Content creators who don’t carry executive titles such as Vice President of Marketing or Chief Content Officer are rarely considered official business stakeholders. But when it comes to the strategic process of creating personas for your content marketing goals and objectives (aka your Content Marketing Machine), there are very good reasons to consider offering creatives a place at the table.
Your in-house content creators likely have experience in professional communications positions (journalism, design, creative writing, copywriting, etc.) that have required them to think creatively. That’s why you’ve hired them, after all. Their work has challenged them to develop characters and scenes or scenarios, both of which are required in creating user personas for your content marketing program. More descriptive demographic and scene-setting details will add depth to your character personas, as well as their perceived goals and needs.
Along the same lines, your content creators are likely accustomed to constructively challenging biases and stereotypes, both of which are inevitable in persona development, no matter how much market research is at your disposal. Tap their critical thinking skills to test your assumptions until A/B testing and analytics allow you to hone the personas further.
Better Informed Content Types (and Budget)
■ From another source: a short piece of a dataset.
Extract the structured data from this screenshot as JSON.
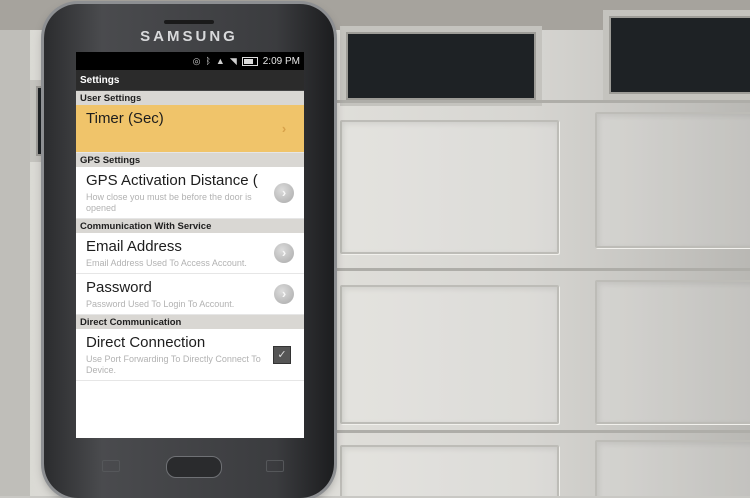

Your persona research should lead to clear recommendations for the types of content to create for each persona at every level of your sales funnel. Nobody understands the possibilities and limitations of your content creators better than they do. Offering them a seat at the table will allow you to take stock of what types of content they’re capable of creating and at what level of quality, as well as where their weaknesses lie.
Does someone on the team have a strong record of script writing for video? Have your designers produced good-looking e-books? Just because they haven’t turned over a certain content type for your organization doesn’t mean your content creators don’t have samples of prior work tucked away in a portfolio somewhere. By giving your creatives a voice in your high-level content strategy, you get a sense upfront how much budget will be needed to outsource or hire for creating specific types of content down the road and can lead you to consider forms and types of content, not to mention channels, you might not otherwise.
Participating and listening in on the persona development process can jump start your content efforts by giving creators a more solid understanding of whom and for what purposes their work is intended. If they’re true creatives, ideas will begin floating to the surface immediately.
Better Quality and Communication
Finally, and perhaps most importantly, involving content creators at this level provides executives with an opportunity to relay core business goals and objectives in a way non-stakeholders rarely perceive them.
Many established enterprises make impressive efforts to document and share their successes and legacies with new employees. Within startups, founders’ visions are often transparent and energizing. And yet, with growth—and I believe genuine dedication to a content marketing program is generally a sign of progress—mid- and entry-level employees can find themselves trying to piece together those visions and legacies from second-hand sources and information, which can lead to mythologized and inaccurate accounts.
Opening up the process of persona development gives content creators the kind of access that results in better communication during the throws of content production and ties them more intimately to the business’ goals. An increased interest in and understanding of analytics, not to mention better quality content, are just two of the numerous benefits such access has the potential to engender.
And that will be apparent on the bottom line.
What other benefits would you add to this list? Or maybe your experience hasn’t been so positive? Let’s discuss in the comments.